Stockton has thrown public money at restaurants, entertainment and minor league sports; enterprises that look nice but mostly create low wage jobs (or at worse, just move them around town shifting local entertainment spending from one neighborhood to another). We need to do more to create the income and employment base that demands those amenities, and to create a critical mass of higher education, higher income citizens that will make it easier to attract better jobs.

If we don't have the skilled workforce for the hospital now, then let's train them or recruit high education, high income folks to move here. Those who are only interested in low skills jobs shouldn't worry. The hospital will create plenty of burger flipper, janitorial, and laundry jobs too.

Update (10/30): I should add that I do understand why local leaders are upset that the only facilities the state seems to place in Stockton/San Joaquin County are prisons. For example, Stockton is the largest metropolitan area in California without a state university (and is probably the largest metro area in the U.S. without a public college or university, someone should check this). If the state had invested appropriately in education in the area, the skilled labor stress of this hospital on the region would be of little concern.


  1. Hi Jeff - you keep an awesome blog! I wanted to let you know about our next blogger meet-up at Tracy Virtual Office on November 11th at 6pm. There is going to be free food and it is a great chance to meet other local area bloggers. Hope to see you there!

  2. Hello Jeff - First I want to thank you for such a well presented discussion on the proposed Prison Hospital for San Joaquin County. I'd like to offer you a different perspective. The local government is not opposed to the Prison being built, but they are extremely concerned about how Clark Kelso, the federal receiver in charge of prisoner health care,steamrolled the prison with virtually no public scrutiny or input from local representatives. He has since apologized for dropping the ball in this fashion. He may have federal authority to build the prison, but the community is using the court of law to provide a voice on a deaf ear.From my understanding, Kelso has acquired a couple of hired guns in the form of Senator Mike Machado and Mr. John Garamendi Jr. to tell us why the prison is a good idea. This is being done for a small service fee, or course. Right now, Mr. Kelso has attempted to sweeten the pot for the community by offering concessions agreed to verbally, but nothing concrete. Our Mayor did a fantastic job by calling him out and asking him "How are we to trust you?".
    In addition, there is precedent for Kelso's dealings with local government in Ventura County.Check out Stephen Frank's blog from the Ventura County Star.It seems Mr. Kelso operates more like a dictator than a person living in a Democratic Society.
    As far as the economy is concerned, the County can use the money provided by job creation of course. However, this job creation is provided by Mr. Kelso's federal authority to raid the State Treasury, bypass local democratic scrutiny and due process, and threaten us with limited infrastructure if we don't play ball.

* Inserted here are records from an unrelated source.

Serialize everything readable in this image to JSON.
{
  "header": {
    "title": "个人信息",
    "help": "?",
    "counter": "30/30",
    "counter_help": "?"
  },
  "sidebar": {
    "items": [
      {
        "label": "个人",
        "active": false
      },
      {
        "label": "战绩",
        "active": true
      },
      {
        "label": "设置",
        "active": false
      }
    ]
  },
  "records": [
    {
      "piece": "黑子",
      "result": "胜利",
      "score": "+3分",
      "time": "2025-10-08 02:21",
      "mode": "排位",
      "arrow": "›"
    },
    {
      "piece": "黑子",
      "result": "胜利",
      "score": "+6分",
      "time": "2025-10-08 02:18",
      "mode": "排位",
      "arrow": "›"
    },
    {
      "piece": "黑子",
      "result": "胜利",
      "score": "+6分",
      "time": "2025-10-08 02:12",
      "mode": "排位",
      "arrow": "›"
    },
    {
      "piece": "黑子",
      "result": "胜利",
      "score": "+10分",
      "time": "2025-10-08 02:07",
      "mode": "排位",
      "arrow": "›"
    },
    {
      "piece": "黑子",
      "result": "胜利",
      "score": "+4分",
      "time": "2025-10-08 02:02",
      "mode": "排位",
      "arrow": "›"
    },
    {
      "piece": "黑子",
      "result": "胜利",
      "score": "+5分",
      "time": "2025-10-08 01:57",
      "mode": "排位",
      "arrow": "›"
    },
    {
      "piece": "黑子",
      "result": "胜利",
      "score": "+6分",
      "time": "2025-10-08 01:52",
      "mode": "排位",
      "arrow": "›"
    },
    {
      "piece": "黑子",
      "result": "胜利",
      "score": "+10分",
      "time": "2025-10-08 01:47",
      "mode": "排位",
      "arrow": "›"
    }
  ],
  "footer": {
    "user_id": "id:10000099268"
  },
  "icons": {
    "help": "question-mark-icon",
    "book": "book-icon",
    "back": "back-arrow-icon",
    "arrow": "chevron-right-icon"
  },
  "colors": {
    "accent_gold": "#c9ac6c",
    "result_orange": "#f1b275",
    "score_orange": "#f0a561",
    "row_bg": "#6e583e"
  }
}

  3. John,

    Thanks for the comment. Trust is important, and I admit I don't know much about the political battles being waged here.

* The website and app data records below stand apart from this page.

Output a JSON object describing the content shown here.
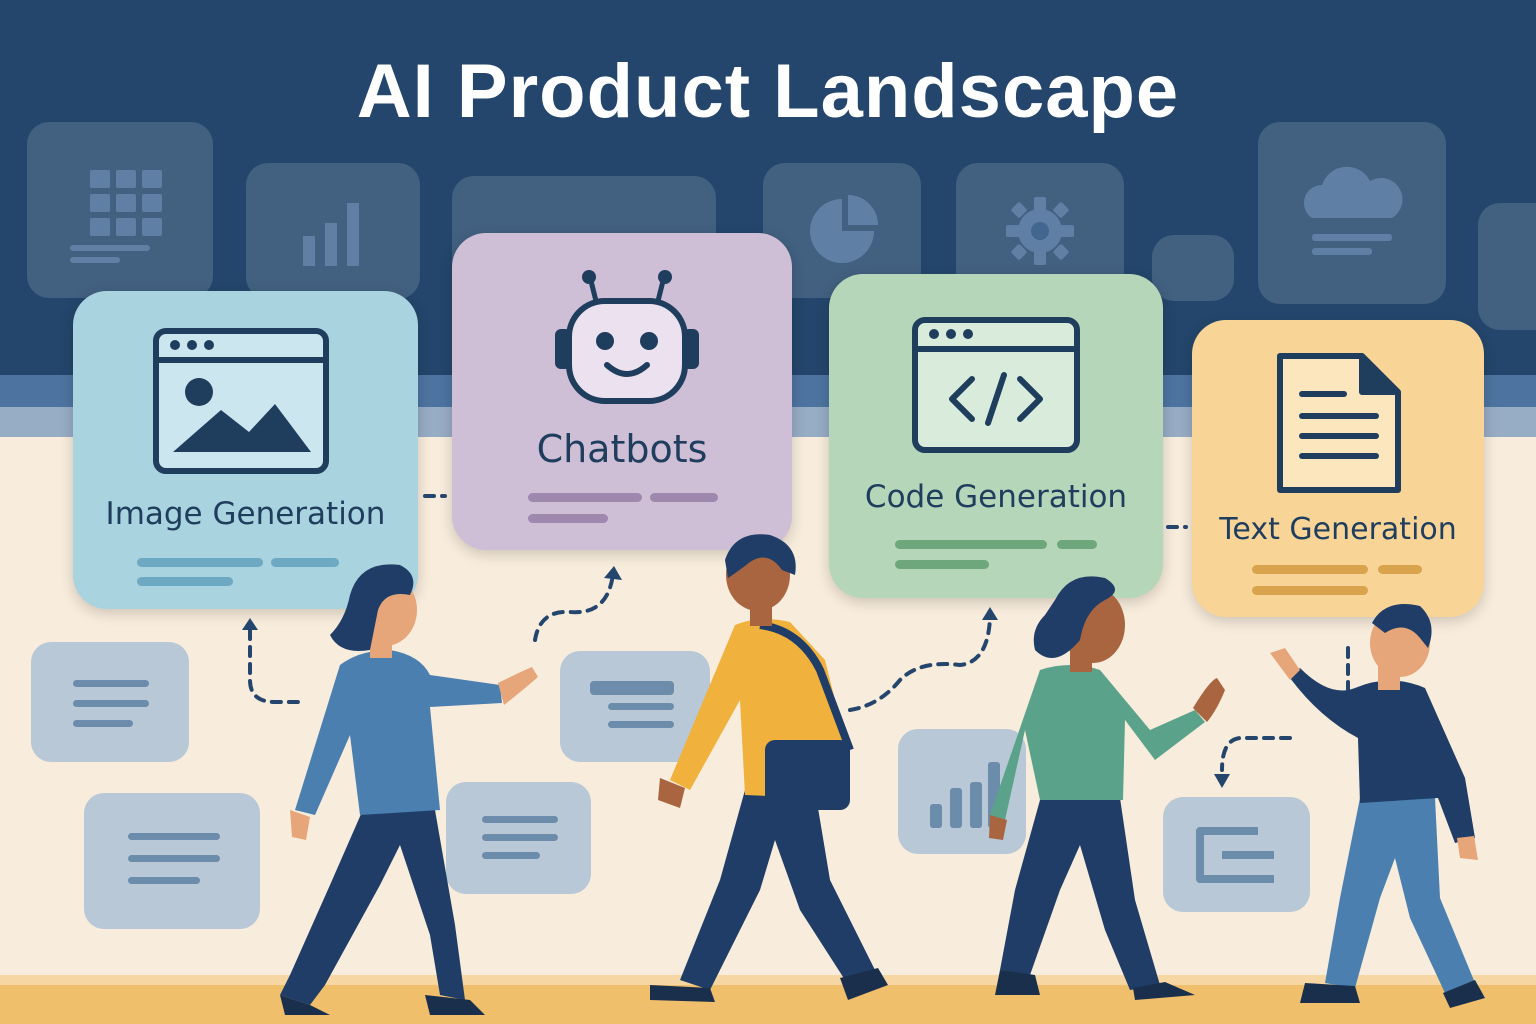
{
  "title": "AI Product Landscape",
  "categories": [
    {
      "label": "Image Generation",
      "icon": "image-window-icon",
      "color": "#a9d3df"
    },
    {
      "label": "Chatbots",
      "icon": "robot-icon",
      "color": "#cfbfd6"
    },
    {
      "label": "Code Generation",
      "icon": "code-window-icon",
      "color": "#b6d6ba"
    },
    {
      "label": "Text Generation",
      "icon": "document-icon",
      "color": "#f8d597"
    }
  ],
  "colors": {
    "header": "#24466c",
    "background": "#f8ecdc",
    "floor": "#f0bf6b",
    "icon_stroke": "#1f3d5d"
  }
}
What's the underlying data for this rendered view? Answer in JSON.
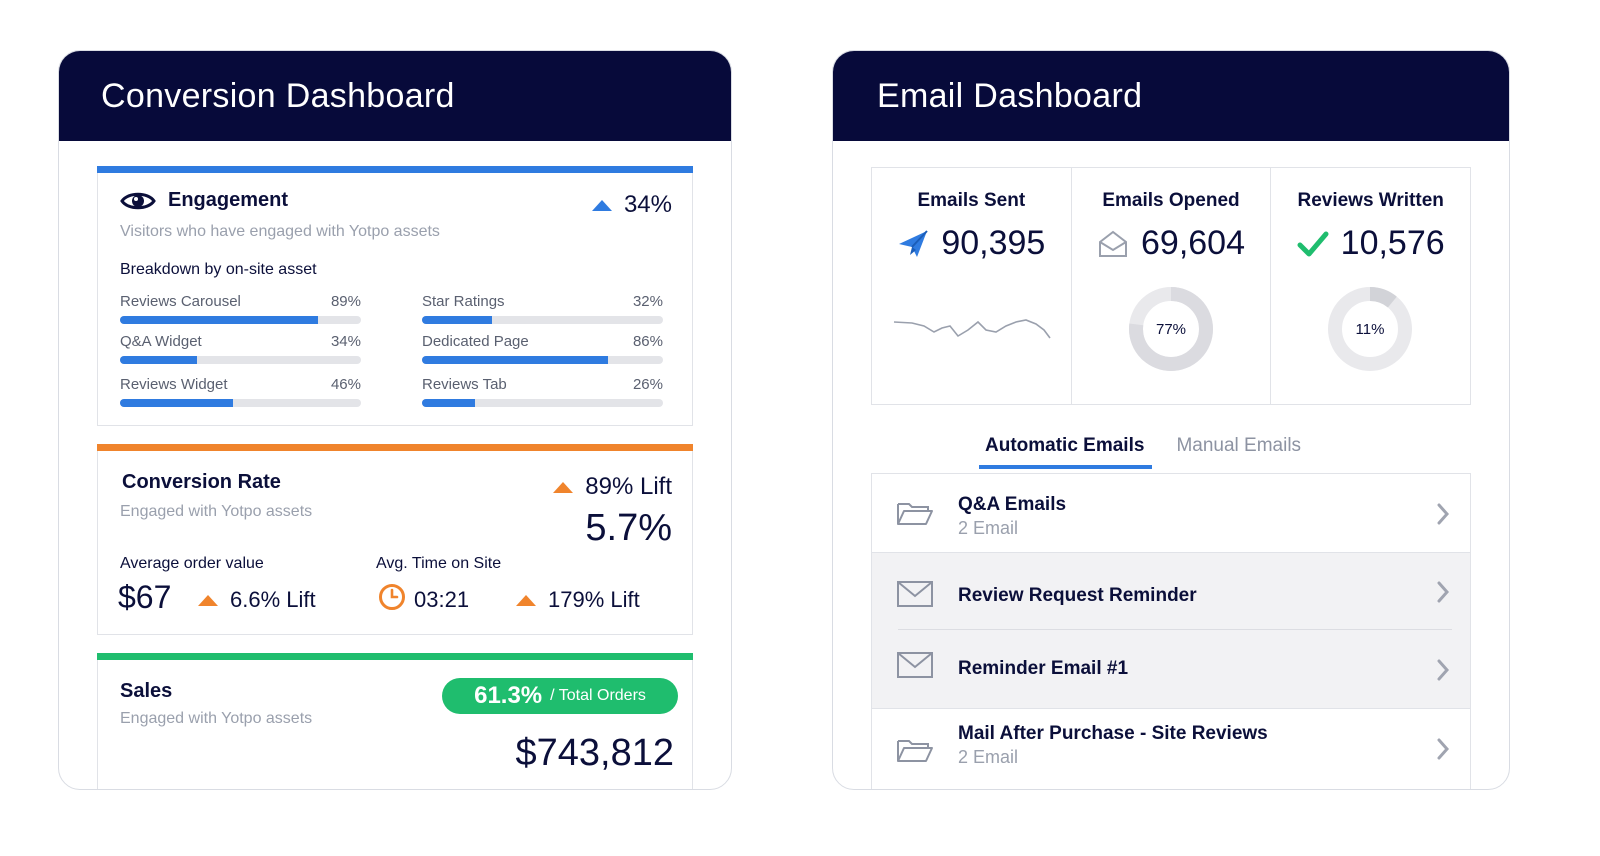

    I genuinely think that Machado and Garamendi believe this is good for the community, care about making it a better place, and are a bit more invested than hired guns. Having said that, it is a nice contract, and I now wish Mr. Kelso had hired me to do the economic impact report instead of my friends in Sacramento :)

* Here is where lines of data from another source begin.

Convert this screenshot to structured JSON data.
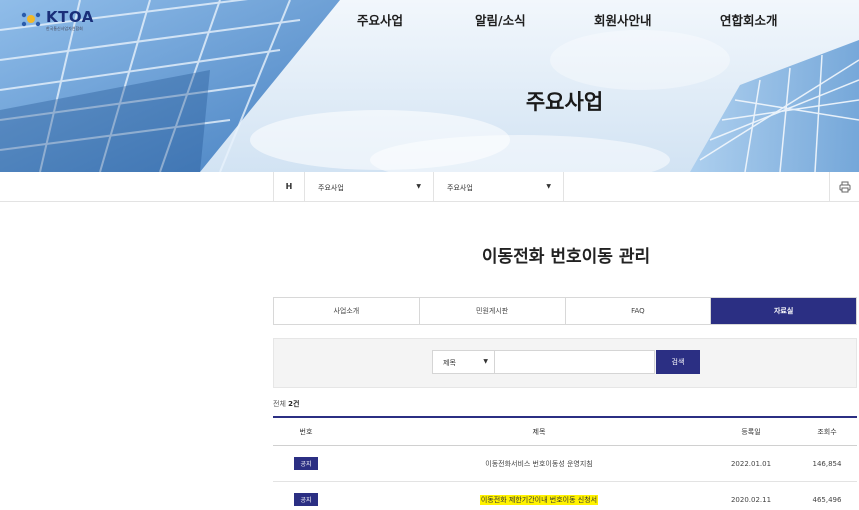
{
  "header": {
    "logo_text": "KTOA",
    "logo_subtext": "한국통신사업자연합회",
    "nav": [
      "주요사업",
      "알림/소식",
      "회원사안내",
      "연합회소개"
    ],
    "hero_title": "주요사업"
  },
  "location": {
    "home": "H",
    "select1": "주요사업",
    "select2": "주요사업"
  },
  "page_title": "이동전화 번호이동 관리",
  "tabs": [
    "사업소개",
    "민원게시판",
    "FAQ",
    "자료실"
  ],
  "active_tab": "자료실",
  "search": {
    "select_value": "제목",
    "input_value": "",
    "button_label": "검색"
  },
  "count": {
    "prefix": "전체",
    "value": "2건"
  },
  "table": {
    "headers": [
      "번호",
      "제목",
      "등록일",
      "조회수"
    ],
    "rows": [
      {
        "badge": "공지",
        "title": "이동전화서비스 번호이동성 운영지침",
        "date": "2022.01.01",
        "views": "146,854",
        "highlight": false
      },
      {
        "badge": "공지",
        "title": "이동전화 제한기간이내 번호이동 신청서",
        "date": "2020.02.11",
        "views": "465,496",
        "highlight": true
      }
    ]
  },
  "colors": {
    "accent": "#2b2f83",
    "highlight": "#fff200"
  }
}
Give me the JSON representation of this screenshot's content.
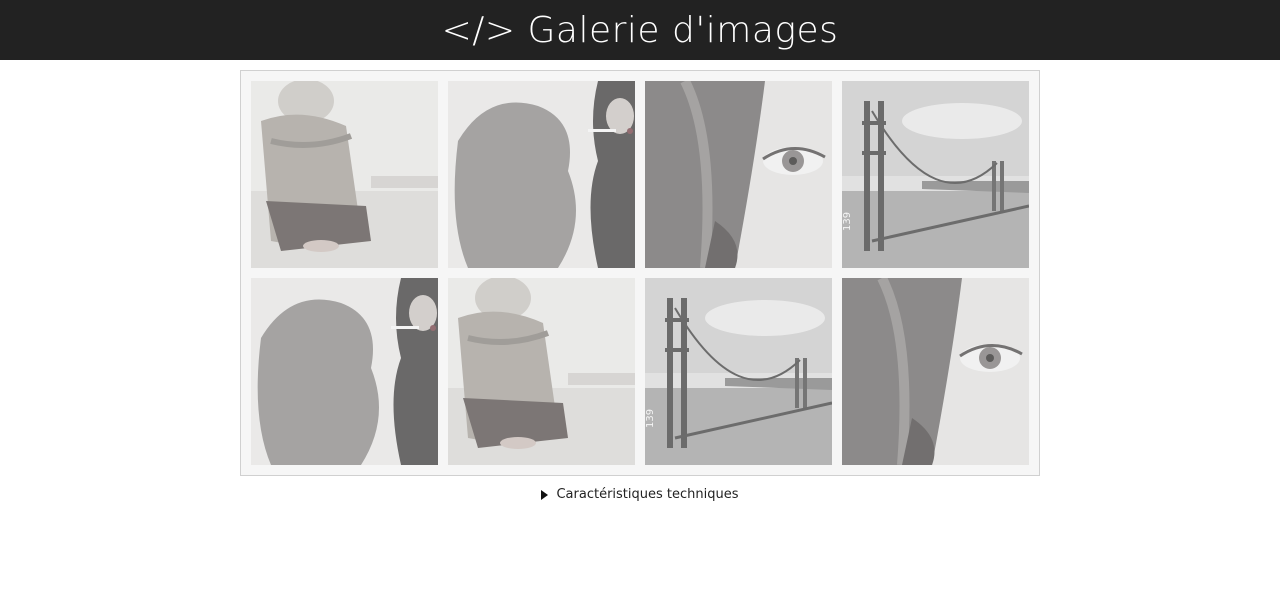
{
  "header": {
    "title": "</> Galerie d'images"
  },
  "gallery": {
    "images": [
      {
        "name": "woman-sitting-photo"
      },
      {
        "name": "woman-smoking-shadow-photo"
      },
      {
        "name": "woman-eye-closeup-photo"
      },
      {
        "name": "golden-gate-bridge-photo",
        "label": "139"
      },
      {
        "name": "woman-smoking-shadow-photo"
      },
      {
        "name": "woman-sitting-photo"
      },
      {
        "name": "golden-gate-bridge-photo",
        "label": "139"
      },
      {
        "name": "woman-eye-closeup-photo"
      }
    ]
  },
  "details": {
    "summary": "Caractéristiques techniques"
  }
}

    I think there are ways to increase the value of this project to Stockton and minimize it's cost. I am optimistic that the process is moving in a more positive direction now. But the community should remain wary, and the outcome may yet prove my optimism wrong.


  4. Jeff, I admire your optimism. I'm glad to know you are keeping an eye on the economic possibilities, I'll do the same socially ;)This is not the type of growth I envisioned for Stockton, nor is it one we should accept.

    Did other cities pass on the project because it wasn't suitable for their local economy?


  5. John,

    I don't think there was bidding among cities. I just think corrections had available land here and was looking to minimize their costs.